Rancière’s discussion of ‘heterology’ makes me wonder if kickboxing within the gallery might have operated similarly to offer this kind of disruption through the simultaneous experience of a readable political signification and a perceptual shock caused conversely by the uncanny, which resists signification and so disrupts the possible without having to resort to an explicit message. The project in this sense could be understood as a tightrope walk between the apparent message that threatens to destroy the form of art and the radical aesthetic that threatens to destroy political meaning. In this sense there are parallels between Rancière’s understanding of the importance of the simultaneous existence of a radical aesthetic and its re- ordering impact upon the way of things, and Walter Benjamin’s discussion of ‘the correct political tendency’ and the ‘literary tendency’ or the political intent of a work and its form. Benjamin outlines the clear connection between understanding the aesthetics of a work and its politics in terms of identifying the ‘technique’ and so entering into a materialist analysis of the impact of its ‘technique’ or the impact of the form of the art and therefore its ‘political tendency’ or its affect upon the society it sits within. That means that the correct political tendency includes a literary tendency. For, just to clarify things, this literary tendency, which is implicitly or explicitly contained in every correct political tendency - that, and nothing else constitutes the quality of a work. "The correct political tendency of a work included its literary quality because it includes its literary tendency” (Benjamin). For Benjamin the correct political tendency will result in the correct form or aesthetic, and vice versa. Both Rancière and Benjamin in this sense understand the correct role of art or its activity to be one of disputation which can be made without the actual political message intended being made explicit.

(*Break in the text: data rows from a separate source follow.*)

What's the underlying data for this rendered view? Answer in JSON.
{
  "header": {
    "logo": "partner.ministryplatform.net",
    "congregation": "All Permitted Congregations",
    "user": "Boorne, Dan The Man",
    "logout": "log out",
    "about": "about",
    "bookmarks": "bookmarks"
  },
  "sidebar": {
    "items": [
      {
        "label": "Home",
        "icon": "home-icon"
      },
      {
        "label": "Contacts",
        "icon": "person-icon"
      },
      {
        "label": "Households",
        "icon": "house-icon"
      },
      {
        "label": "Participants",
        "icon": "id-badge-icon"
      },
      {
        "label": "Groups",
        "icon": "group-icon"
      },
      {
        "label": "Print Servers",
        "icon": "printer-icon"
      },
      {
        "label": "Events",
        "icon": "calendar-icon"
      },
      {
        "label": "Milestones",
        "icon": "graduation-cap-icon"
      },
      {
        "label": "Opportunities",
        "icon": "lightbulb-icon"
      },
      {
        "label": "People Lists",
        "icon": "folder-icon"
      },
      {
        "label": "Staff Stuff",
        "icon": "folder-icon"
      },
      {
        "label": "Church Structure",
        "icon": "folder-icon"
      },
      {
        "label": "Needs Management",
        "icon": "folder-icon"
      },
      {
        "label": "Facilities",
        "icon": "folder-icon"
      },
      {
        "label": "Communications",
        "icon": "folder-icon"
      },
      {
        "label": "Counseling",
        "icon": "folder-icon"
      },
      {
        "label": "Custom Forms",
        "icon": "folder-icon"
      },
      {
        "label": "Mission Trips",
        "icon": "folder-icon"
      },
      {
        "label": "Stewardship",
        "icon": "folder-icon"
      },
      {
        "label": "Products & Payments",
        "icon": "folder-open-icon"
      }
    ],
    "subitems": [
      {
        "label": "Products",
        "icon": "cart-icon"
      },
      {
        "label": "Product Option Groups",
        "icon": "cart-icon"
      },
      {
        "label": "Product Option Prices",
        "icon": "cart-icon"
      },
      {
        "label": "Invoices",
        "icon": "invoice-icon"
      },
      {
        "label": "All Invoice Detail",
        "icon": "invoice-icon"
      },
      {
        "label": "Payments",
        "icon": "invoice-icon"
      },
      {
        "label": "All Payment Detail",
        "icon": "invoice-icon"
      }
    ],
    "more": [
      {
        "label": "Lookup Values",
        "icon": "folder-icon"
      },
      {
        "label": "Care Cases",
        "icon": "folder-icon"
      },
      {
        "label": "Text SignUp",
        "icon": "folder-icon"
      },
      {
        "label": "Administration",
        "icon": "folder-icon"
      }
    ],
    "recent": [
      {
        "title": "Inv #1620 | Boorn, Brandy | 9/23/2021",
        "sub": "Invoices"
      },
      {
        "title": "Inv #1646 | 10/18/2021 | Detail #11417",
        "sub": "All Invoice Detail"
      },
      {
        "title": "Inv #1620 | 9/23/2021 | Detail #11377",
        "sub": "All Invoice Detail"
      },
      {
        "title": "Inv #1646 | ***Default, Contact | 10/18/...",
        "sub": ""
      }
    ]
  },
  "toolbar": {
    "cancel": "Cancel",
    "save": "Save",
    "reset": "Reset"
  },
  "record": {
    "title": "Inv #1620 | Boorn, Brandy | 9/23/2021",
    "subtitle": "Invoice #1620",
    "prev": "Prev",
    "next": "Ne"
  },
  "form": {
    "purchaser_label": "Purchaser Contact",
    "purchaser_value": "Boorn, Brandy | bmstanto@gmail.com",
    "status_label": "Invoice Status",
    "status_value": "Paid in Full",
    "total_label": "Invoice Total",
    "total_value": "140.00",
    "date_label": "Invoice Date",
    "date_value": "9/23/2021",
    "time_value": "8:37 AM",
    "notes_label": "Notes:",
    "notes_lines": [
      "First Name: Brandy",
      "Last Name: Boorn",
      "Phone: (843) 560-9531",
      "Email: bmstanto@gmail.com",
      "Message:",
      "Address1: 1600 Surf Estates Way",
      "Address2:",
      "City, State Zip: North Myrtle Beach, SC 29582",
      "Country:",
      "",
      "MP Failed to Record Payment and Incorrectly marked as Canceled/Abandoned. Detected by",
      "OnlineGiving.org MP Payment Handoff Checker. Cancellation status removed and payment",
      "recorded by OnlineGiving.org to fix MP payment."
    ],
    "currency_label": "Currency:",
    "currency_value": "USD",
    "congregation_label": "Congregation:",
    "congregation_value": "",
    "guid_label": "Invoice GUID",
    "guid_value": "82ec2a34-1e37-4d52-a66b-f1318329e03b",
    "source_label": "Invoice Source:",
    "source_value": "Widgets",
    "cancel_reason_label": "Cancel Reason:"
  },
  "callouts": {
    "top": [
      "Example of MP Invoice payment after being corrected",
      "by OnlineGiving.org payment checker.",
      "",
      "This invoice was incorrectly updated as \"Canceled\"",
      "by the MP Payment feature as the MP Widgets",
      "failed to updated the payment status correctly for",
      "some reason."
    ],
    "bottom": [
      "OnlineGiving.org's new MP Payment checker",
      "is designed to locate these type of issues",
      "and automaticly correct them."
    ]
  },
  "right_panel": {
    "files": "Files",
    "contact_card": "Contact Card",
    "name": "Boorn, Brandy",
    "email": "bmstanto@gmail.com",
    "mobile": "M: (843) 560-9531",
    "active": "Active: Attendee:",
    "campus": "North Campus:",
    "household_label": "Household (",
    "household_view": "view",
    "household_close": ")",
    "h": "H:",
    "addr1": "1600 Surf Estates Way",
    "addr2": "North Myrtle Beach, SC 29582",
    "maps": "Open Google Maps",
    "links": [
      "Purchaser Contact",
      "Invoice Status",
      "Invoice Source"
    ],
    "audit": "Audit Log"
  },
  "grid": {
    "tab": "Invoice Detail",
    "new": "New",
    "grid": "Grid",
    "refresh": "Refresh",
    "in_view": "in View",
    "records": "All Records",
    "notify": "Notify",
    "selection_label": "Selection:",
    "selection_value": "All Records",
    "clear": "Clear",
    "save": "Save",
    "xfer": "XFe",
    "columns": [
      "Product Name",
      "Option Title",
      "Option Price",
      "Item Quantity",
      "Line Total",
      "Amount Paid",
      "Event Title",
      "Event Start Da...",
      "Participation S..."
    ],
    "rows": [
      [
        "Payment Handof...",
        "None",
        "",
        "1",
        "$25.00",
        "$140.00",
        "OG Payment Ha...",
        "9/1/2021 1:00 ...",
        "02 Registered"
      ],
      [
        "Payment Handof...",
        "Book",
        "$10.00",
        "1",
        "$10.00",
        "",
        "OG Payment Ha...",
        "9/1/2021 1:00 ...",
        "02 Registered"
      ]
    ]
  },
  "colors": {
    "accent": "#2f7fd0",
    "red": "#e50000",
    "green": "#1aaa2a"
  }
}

It is possible to understand the placing of the kickboxing ring within the gallery as the key aspect of the ‘Get In The Ring’ project in relation to the history of radical activist art, but also in relation to an ongoing desire to explore a model for engaging wider audiences which simultaneously explores the critical context for that work in the spirit of the original political drives which gave birth to such practices. In this sense ‘Get In The Ring’ operated as an outreach and inreach project attempting to engage those without and within the art-world in an exploration of how such processes can be meaningful.
For me the answer to this fundamental question is fairly simple in this instance. Julie and Nathan, the kickboxers with whom a dialogue has been opened have proposed the next stage of the project takes place at an actual fight and that we enter into the environment of a fight that will be alien to us as the gallery was to them.
Get in the Ring: Political Aesthetics is one of a number of essays, which together with drawings, poems and photographs make up 'Kick to the Head and Heart of Art' a book available through Lulu